  4. TOTALLY off topic but WOW those bags take my breath EVERY time I see the photos! I cant get tired of those amazing snakies! lol
    Sorry for the thread hijack!
  5. So sorry this happened to your friend. Color transfer of dye from clothing is fairly common. You would hope the dye is colorfast, but many times it is not, especially on vibrantly colored fabrics. The final step to proper dyeing is to do the final rinse with a good fixative. From what I see, this isn't always done (as a cost savings) and the excess non-reacted dye bleeds. Fibers are of 2 general types, protein (wools, hair, silk, fur, leather, skins) and cellulosic (cotton, rayon, tencel, linen). The dyes used to dye fabric are of a certain type that have affinity for the fiber. So you have to be especially careful for example, of a dyed cashmere sweater rubbing off on a suede bag. But the real problem happens when companies use combo dyes to save money (Rit is like that, a combo dye). These combo dyes will dye almost anything, but is more difficult to fix properly than using a matched dye. And the mordant can only do so much. Remember adding vinegar to the Easter egg dye? Vinegar, a mordant, set the dye, so it stuck to the eggshell.

    I would tell your friend to contact Marc Jacobs and get them to pay for cleaning. There is a company called LMB (lovinmybags ) that cleans bags. I have not used them, but lots of gals on the Balenciaga forum have experience with them.
  6. ^^Wow Jburgh. I suddenly feel really clothing smart after just reading that. You rock. lol
  7. I was a soft sculpture artist in another life. Did a lot of dyeing and experimentation...even used Koolaid, LOL. Now that is the most colorfast dye I've ever used! I can imagine the color of childrens' innards after drinking that stuff.

    There used to be a good product called Synthrapol for washing newly dyed fibers. It would gently wash the fiber and grab all of the extra dye. I used it to hand wash new non-colorfast clothes. It has been discontinued but something new is coming out to replace it. I would not use vinegar in the rinse as some do.

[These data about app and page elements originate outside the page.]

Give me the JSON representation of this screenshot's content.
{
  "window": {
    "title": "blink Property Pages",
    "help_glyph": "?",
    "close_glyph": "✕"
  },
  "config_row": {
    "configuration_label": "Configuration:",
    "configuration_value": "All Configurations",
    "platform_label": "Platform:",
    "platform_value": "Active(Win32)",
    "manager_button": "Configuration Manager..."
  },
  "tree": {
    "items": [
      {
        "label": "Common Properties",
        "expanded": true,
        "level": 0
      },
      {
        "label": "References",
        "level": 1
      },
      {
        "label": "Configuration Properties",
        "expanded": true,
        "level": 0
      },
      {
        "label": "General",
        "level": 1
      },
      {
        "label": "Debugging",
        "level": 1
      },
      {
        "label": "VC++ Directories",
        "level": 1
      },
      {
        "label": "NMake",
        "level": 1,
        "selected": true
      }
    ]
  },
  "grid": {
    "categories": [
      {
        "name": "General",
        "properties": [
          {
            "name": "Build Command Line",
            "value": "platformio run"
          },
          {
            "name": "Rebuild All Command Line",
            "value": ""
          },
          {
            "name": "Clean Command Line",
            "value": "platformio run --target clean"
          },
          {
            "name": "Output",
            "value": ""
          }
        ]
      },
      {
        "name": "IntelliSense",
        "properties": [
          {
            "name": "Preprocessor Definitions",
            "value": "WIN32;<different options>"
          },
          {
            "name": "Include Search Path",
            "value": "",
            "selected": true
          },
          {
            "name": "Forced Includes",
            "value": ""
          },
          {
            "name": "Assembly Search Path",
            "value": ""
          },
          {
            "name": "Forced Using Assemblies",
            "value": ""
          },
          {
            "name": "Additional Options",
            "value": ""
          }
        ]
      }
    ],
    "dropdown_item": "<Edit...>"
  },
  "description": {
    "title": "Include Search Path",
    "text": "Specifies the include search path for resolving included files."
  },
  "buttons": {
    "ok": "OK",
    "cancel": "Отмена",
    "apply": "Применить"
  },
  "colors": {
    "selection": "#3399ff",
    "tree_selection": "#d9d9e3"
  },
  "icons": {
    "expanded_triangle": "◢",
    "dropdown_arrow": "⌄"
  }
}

    One other tip for dye bleeding... Shout makes a product you throw in the wash that looks like a dryer sheet. It grabs the dye and prevents it from re-depositing on other items. Great for hubbies who do not completely understand the reason behind color sorting.

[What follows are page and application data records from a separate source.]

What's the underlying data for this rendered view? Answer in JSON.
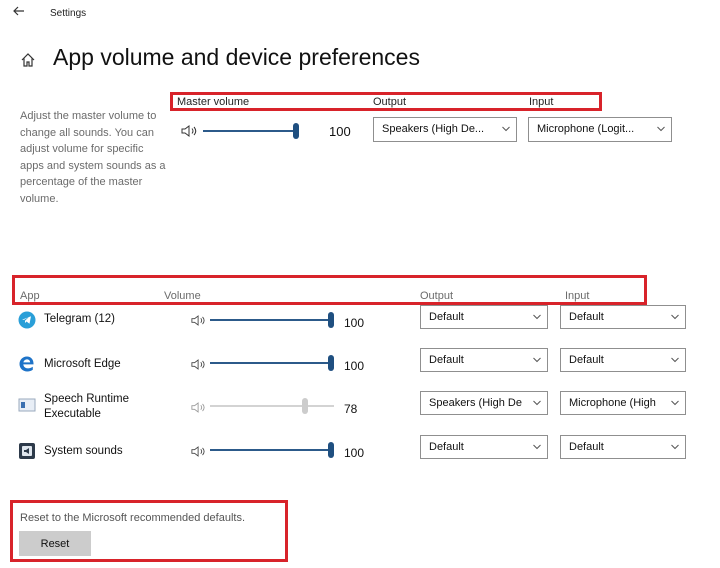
{
  "window": {
    "title": "Settings",
    "back_icon": "back-arrow-icon"
  },
  "page": {
    "title": "App volume and device preferences",
    "home_icon": "home-icon"
  },
  "master": {
    "description": "Adjust the master volume to change all sounds. You can adjust volume for specific apps and system sounds as a percentage of the master volume.",
    "header_volume": "Master volume",
    "header_output": "Output",
    "header_input": "Input",
    "volume": 100,
    "volume_label": "100",
    "output": "Speakers (High De...",
    "input": "Microphone (Logit..."
  },
  "apps_header": {
    "app": "App",
    "volume": "Volume",
    "output": "Output",
    "input": "Input"
  },
  "apps": [
    {
      "name": "Telegram (12)",
      "icon": "telegram-icon",
      "volume": 100,
      "volume_label": "100",
      "output": "Default",
      "input": "Default",
      "dimmed": false
    },
    {
      "name": "Microsoft Edge",
      "icon": "edge-icon",
      "volume": 100,
      "volume_label": "100",
      "output": "Default",
      "input": "Default",
      "dimmed": false
    },
    {
      "name": "Speech Runtime Executable",
      "icon": "speech-runtime-icon",
      "volume": 78,
      "volume_label": "78",
      "output": "Speakers (High De",
      "input": "Microphone (High",
      "dimmed": true
    },
    {
      "name": "System sounds",
      "icon": "system-sounds-icon",
      "volume": 100,
      "volume_label": "100",
      "output": "Default",
      "input": "Default",
      "dimmed": false
    }
  ],
  "reset": {
    "text": "Reset to the Microsoft recommended defaults.",
    "button_label": "Reset"
  },
  "colors": {
    "highlight_box": "#d8232a",
    "slider": "#1f4f80",
    "slider_dim": "#cccccc",
    "button_bg": "#cccccc"
  }
}
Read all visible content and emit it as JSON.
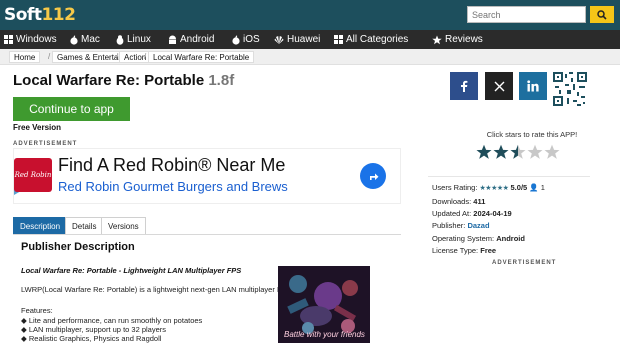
{
  "header": {
    "logo_main": "Soft",
    "logo_num": "112",
    "search_placeholder": "Search"
  },
  "nav": {
    "items": [
      {
        "label": "Windows",
        "icon": "windows-icon"
      },
      {
        "label": "Mac",
        "icon": "apple-icon"
      },
      {
        "label": "Linux",
        "icon": "linux-icon"
      },
      {
        "label": "Android",
        "icon": "android-icon"
      },
      {
        "label": "iOS",
        "icon": "apple-icon"
      },
      {
        "label": "Huawei",
        "icon": "huawei-icon"
      },
      {
        "label": "All Categories",
        "icon": "grid-icon"
      },
      {
        "label": "Reviews",
        "icon": "star-icon"
      }
    ]
  },
  "breadcrumb": [
    "Home",
    "Games & Entertainment",
    "Action",
    "Local Warfare Re: Portable"
  ],
  "app": {
    "title": "Local Warfare Re: Portable",
    "version": "1.8f",
    "cta_label": "Continue to app",
    "license_line": "Free Version"
  },
  "ad": {
    "label": "ADVERTISEMENT",
    "logo_text": "Red Robin",
    "headline": "Find A Red Robin® Near Me",
    "subline": "Red Robin Gourmet Burgers and Brews"
  },
  "tabs": [
    {
      "label": "Description",
      "active": true
    },
    {
      "label": "Details",
      "active": false
    },
    {
      "label": "Versions",
      "active": false
    }
  ],
  "description": {
    "heading": "Publisher Description",
    "lead": "Local Warfare Re: Portable - Lightweight LAN Multiplayer FPS",
    "paragraph": "LWRP(Local Warfare Re: Portable) is a lightweight next-gen LAN multiplayer FPS.",
    "features_heading": "Features:",
    "features": [
      "◆ Lite and performance, can run smoothly on potatoes",
      "◆ LAN multiplayer, support up to 32 players",
      "◆ Realistic Graphics, Physics and Ragdoll"
    ],
    "screenshot_caption": "Battle with your friends"
  },
  "sidebar": {
    "rate_prompt": "Click stars to rate this APP!",
    "rating_fraction": 0.5,
    "users_rating_label": "Users Rating:",
    "users_rating_value": "5.0/5",
    "users_rating_count": "1",
    "downloads_label": "Downloads:",
    "downloads_value": "411",
    "updated_label": "Updated At:",
    "updated_value": "2024-04-19",
    "publisher_label": "Publisher:",
    "publisher_value": "Dazad",
    "os_label": "Operating System:",
    "os_value": "Android",
    "license_label": "License Type:",
    "license_value": "Free",
    "ad_label": "ADVERTISEMENT"
  },
  "colors": {
    "header_bg": "#1d4f5d",
    "nav_bg": "#2b2b2b",
    "cta_green": "#3f9a2f",
    "tab_active": "#1d6aa5",
    "search_button": "#f5c518",
    "facebook": "#2d4e8c",
    "linkedin": "#1d6f9f"
  }
}
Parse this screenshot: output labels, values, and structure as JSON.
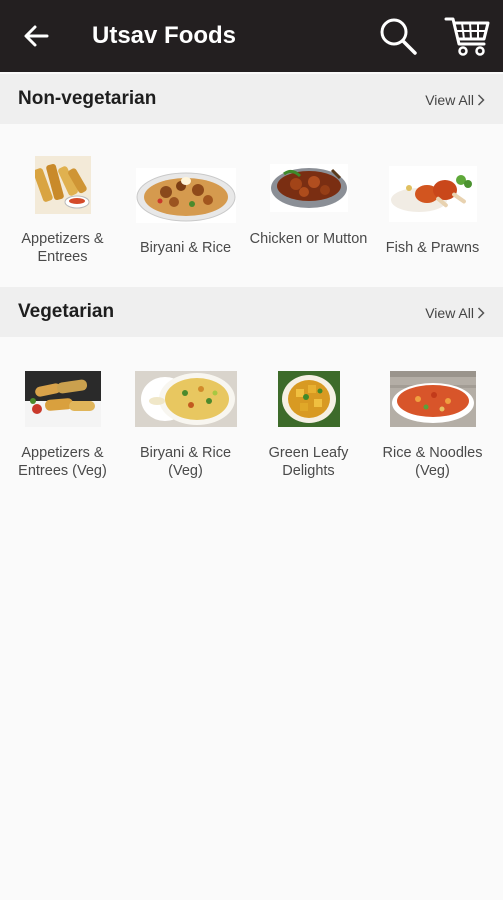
{
  "appbar": {
    "title": "Utsav Foods",
    "back_icon": "arrow-left-icon",
    "search_icon": "search-icon",
    "cart_icon": "cart-icon",
    "background": "#231f20"
  },
  "sections": [
    {
      "title": "Non-vegetarian",
      "view_all": "View All",
      "items": [
        {
          "label": "Appetizers & Entrees",
          "image": "appetizers-image"
        },
        {
          "label": "Biryani & Rice",
          "image": "biryani-image"
        },
        {
          "label": "Chicken or Mutton",
          "image": "chicken-curry-image"
        },
        {
          "label": "Fish & Prawns",
          "image": "fish-prawns-image"
        }
      ]
    },
    {
      "title": "Vegetarian",
      "view_all": "View All",
      "items": [
        {
          "label": "Appetizers & Entrees (Veg)",
          "image": "veg-appetizers-image"
        },
        {
          "label": "Biryani & Rice (Veg)",
          "image": "veg-biryani-image"
        },
        {
          "label": "Green Leafy Delights",
          "image": "green-leafy-image"
        },
        {
          "label": "Rice & Noodles (Veg)",
          "image": "rice-noodles-image"
        }
      ]
    }
  ]
}
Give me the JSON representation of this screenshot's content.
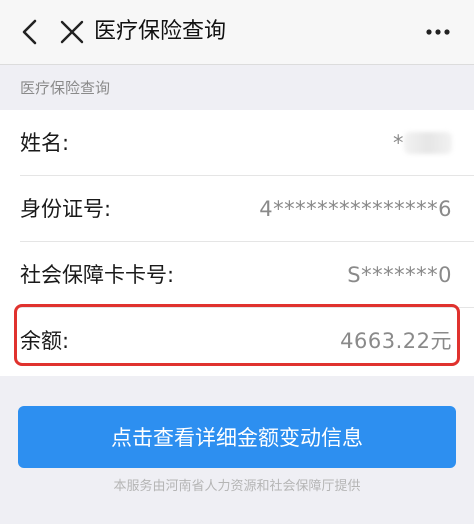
{
  "nav": {
    "title": "医疗保险查询",
    "back_icon": "chevron-left-icon",
    "close_icon": "close-icon",
    "more_icon": "more-icon"
  },
  "section": {
    "header": "医疗保险查询"
  },
  "rows": [
    {
      "label": "姓名:",
      "value": "*"
    },
    {
      "label": "身份证号:",
      "value": "4***************6"
    },
    {
      "label": "社会保障卡卡号:",
      "value": "S*******0"
    },
    {
      "label": "余额:",
      "value": "4663.22元"
    }
  ],
  "action_button": {
    "label": "点击查看详细金额变动信息"
  },
  "footer": {
    "text": "本服务由河南省人力资源和社会保障厅提供"
  },
  "colors": {
    "accent": "#2d8ff0",
    "highlight": "#e0322e"
  }
}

    I hope article3's friend gets the issue resolved. If she sends the bag to LMB to be cleaned, it would be a good idea to snip a piece of the shirt too (from the seam allowance or hem) and send it along.
  8. ITA, Jburgh, I would contact MJ, not JC, in this case. I hate it when clothes let off excess dye, especially kids clothes. I wish I could find a product like the one you mentioned that Shout makes. It probably isn't available here.

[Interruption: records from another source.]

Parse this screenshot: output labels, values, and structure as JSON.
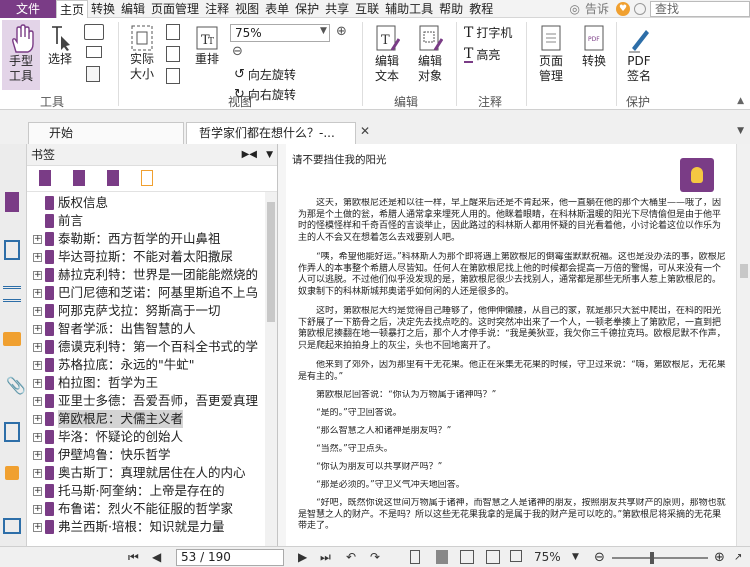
{
  "menubar": {
    "file": "文件",
    "items": [
      "主页",
      "转换",
      "编辑",
      "页面管理",
      "注释",
      "视图",
      "表单",
      "保护",
      "共享",
      "互联",
      "辅助工具",
      "帮助",
      "教程"
    ],
    "tell_me": "告诉",
    "search_placeholder": "查找"
  },
  "ribbon": {
    "hand_tool": "手型\n工具",
    "select": "选择",
    "actual_size": "实际\n大小",
    "reflow": "重排",
    "zoom_value": "75%",
    "rotate_left": "向左旋转",
    "rotate_right": "向右旋转",
    "edit_text": "编辑\n文本",
    "edit_object": "编辑\n对象",
    "typewriter": "打字机",
    "highlight": "高亮",
    "page_manage": "页面\n管理",
    "convert": "转换",
    "pdf_sign": "PDF\n签名",
    "groups": {
      "tools": "工具",
      "view": "视图",
      "edit": "编辑",
      "comment": "注释",
      "protect": "保护"
    }
  },
  "tabs": [
    {
      "label": "开始"
    },
    {
      "label": "哲学家们都在想什么？-..."
    }
  ],
  "bookmarks": {
    "title": "书签",
    "items": [
      {
        "label": "版权信息",
        "expandable": false
      },
      {
        "label": "前言",
        "expandable": false
      },
      {
        "label": "泰勒斯：西方哲学的开山鼻祖",
        "expandable": true
      },
      {
        "label": "毕达哥拉斯：不能对着太阳撒尿",
        "expandable": true
      },
      {
        "label": "赫拉克利特：世界是一团能能燃烧的",
        "expandable": true
      },
      {
        "label": "巴门尼德和芝诺：阿基里斯追不上乌",
        "expandable": true
      },
      {
        "label": "阿那克萨戈拉：努斯高于一切",
        "expandable": true
      },
      {
        "label": "智者学派：出售智慧的人",
        "expandable": true
      },
      {
        "label": "德谟克利特：第一个百科全书式的学",
        "expandable": true
      },
      {
        "label": "苏格拉底：永远的\"牛虻\"",
        "expandable": true
      },
      {
        "label": "柏拉图：哲学为王",
        "expandable": true
      },
      {
        "label": "亚里士多德：吾爱吾师，吾更爱真理",
        "expandable": true
      },
      {
        "label": "第欧根尼：犬儒主义者",
        "expandable": true,
        "selected": true
      },
      {
        "label": "毕洛：怀疑论的创始人",
        "expandable": true
      },
      {
        "label": "伊壁鸠鲁：快乐哲学",
        "expandable": true
      },
      {
        "label": "奥古斯丁：真理就居住在人的内心",
        "expandable": true
      },
      {
        "label": "托马斯·阿奎纳：上帝是存在的",
        "expandable": true
      },
      {
        "label": "布鲁诺：烈火不能征服的哲学家",
        "expandable": true
      },
      {
        "label": "弗兰西斯·培根：知识就是力量",
        "expandable": true
      }
    ]
  },
  "document": {
    "heading": "请不要挡住我的阳光",
    "paragraphs": [
      "这天，第欧根尼还是和以往一样，早上醒来后还是不肯起来，他一直躺在他的那个大桶里——哦了，因为那是个土做的瓮，希腊人通常拿来埋死人用的。他眯着眼睛，在科林斯温暖的阳光下尽情偷但是由于他平时的怪模怪样和千奇百怪的言谈举止，因此路过的科林斯人都用怀疑的目光看着他，小讨论着这位以作乐为主的人不会又在想着怎么去戏要别人吧。",
      "“咦，希望他能好运。”科林斯人为那个即将遇上第欧根尼的倒霉蛋默默祝福。这也是没办法的事，欧根尼作弄人的本事整个希腊人尽皆知。任何人在第欧根尼找上他的时候都会提高一万倍的警惕，可从来没有一个人可以逃脱。不过他们似乎没发现的是，第欧根尼很少去找别人，通常都是那些无所事人惹上第欧根尼的。奴隶制下的科林斯城邦奥诺乎如何闲的人还是很多的。",
      "这时，第欧根尼大约是觉得自己睡够了，他伸伸懒腰，从自己的家，就是那只大瓮中爬出，在科的阳光下舒展了一下筋骨之后，决定先去找点吃的。这时突然冲出来了一个人，一顿老拳揍上了第欧尼，一直到把第欧根尼揍翻在地一顿暴打之后，那个人才停手说：“我是美狄亚，我欠你三千德拉克玛。欧根尼默不作声，只是爬起来拍拍身上的灰尘，头也不回地离开了。",
      "他来到了郊外，因为那里有干无花果。他正在采集无花果的时候，守卫过来说：“嗨，第欧根尼，无花果是有主的。”",
      "第欧根尼回答说：“你认为万物属于诸神吗？”",
      "“是的。”守卫回答说。",
      "“那么智慧之人和诸神是朋友吗？”",
      "“当然。”守卫点头。",
      "“你认为朋友可以共享财产吗？”",
      "“那是必须的。”守卫义气冲天地回答。",
      "“好吧，既然你说这世间万物属于诸神，而智慧之人是诸神的朋友，按照朋友共享财产的原则，那物也就是智慧之人的财产。不是吗？所以这些无花果我拿的是属于我的财产是可以吃的。”第欧根尼将采摘的无花果带走了。"
    ]
  },
  "status": {
    "page_display": "53 / 190",
    "zoom": "75%"
  },
  "colors": {
    "brand": "#7a3c86"
  }
}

  9. Thanks for all your input, gals! She never thought about asking MJ, so I'll definitely pass that along to her - and the suggestion re: LMB is fantastic. THANK YOU!
  10. Wow I never knew this could happen.